The effectiveness of law depends upon its acceptability. Laws are not workable if large numbers of people don’t accept them: large-scale infringement of the law undermines it, both by causing people to lose respect for it and by overloading the enforcement agencies, judiciary and penal system. The whole legal system therefore needs to be acceptable to most people in its area of jurisdiction. This depends upon several factors:
- It should have legitimacy: people should be able to feel respect for their country’s Constitution (or its equivalent) and the framework of secondary rules which defines how laws are created and amended (5.2.3).
- People should be able to feel that they have had sufficient influence on the negotiation of legislation (184.108.40.206).

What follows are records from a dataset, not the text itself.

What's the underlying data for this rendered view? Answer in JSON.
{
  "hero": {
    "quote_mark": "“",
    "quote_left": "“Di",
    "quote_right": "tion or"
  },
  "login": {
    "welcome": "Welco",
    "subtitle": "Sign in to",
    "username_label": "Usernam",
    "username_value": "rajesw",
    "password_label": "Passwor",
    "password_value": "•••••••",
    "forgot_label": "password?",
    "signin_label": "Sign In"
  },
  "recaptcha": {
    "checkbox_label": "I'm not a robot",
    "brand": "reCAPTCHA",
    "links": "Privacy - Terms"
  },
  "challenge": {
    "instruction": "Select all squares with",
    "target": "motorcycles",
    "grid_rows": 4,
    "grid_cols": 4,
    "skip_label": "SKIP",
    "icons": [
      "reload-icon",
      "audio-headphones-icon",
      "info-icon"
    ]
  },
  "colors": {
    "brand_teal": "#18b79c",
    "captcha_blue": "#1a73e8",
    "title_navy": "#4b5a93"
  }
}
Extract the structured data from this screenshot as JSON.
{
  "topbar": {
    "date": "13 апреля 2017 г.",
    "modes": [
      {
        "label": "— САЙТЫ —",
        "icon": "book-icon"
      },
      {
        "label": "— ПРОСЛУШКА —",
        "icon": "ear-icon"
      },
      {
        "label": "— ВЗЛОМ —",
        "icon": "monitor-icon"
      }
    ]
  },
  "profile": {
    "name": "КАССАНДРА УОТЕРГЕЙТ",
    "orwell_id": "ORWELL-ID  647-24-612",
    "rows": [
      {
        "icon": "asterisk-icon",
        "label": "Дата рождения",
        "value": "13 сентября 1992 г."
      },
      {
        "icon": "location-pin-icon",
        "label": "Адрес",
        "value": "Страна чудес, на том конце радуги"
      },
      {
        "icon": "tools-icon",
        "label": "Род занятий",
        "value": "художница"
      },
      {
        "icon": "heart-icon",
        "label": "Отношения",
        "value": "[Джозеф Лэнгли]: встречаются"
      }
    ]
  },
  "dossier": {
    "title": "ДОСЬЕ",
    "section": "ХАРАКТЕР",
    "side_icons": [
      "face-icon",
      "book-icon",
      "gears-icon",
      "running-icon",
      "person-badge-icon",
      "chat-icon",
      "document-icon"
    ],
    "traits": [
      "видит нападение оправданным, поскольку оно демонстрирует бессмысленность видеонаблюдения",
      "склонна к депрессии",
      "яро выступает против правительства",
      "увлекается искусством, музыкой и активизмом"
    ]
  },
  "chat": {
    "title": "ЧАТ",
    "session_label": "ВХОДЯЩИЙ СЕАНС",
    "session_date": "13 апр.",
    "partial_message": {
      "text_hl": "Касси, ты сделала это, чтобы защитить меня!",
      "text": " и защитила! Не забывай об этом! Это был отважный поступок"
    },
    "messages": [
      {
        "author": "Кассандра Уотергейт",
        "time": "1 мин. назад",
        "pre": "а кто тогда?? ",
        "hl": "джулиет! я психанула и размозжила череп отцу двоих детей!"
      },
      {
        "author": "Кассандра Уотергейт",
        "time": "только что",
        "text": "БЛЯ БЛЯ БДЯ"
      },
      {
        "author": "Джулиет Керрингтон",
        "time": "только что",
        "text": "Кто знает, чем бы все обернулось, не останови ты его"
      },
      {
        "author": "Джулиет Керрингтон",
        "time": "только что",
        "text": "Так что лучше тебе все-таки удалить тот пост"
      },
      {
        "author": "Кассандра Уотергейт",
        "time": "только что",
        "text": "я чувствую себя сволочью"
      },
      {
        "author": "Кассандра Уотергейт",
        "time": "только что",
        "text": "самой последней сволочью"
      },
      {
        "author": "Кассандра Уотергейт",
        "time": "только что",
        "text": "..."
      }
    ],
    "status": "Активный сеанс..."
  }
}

- They should be able to feel that the law-enforcement agencies (5.2.5) and courts (220.127.116.11) are impartial, and that judges exercise their discretion with due regard for acceptable principles (5.2.2).
At a more basic level, people should be able to identify with the law – to feel that its purpose (and the way it is used) is to help and protect them rather than to oppress them. This is the subject of the next three sub-sections:
- The law needs to be inclusive (18.104.22.168);
- It should avoid conflict with religious law (22.214.171.124);
- It needs to adapt to contemporary culture (126.96.36.199).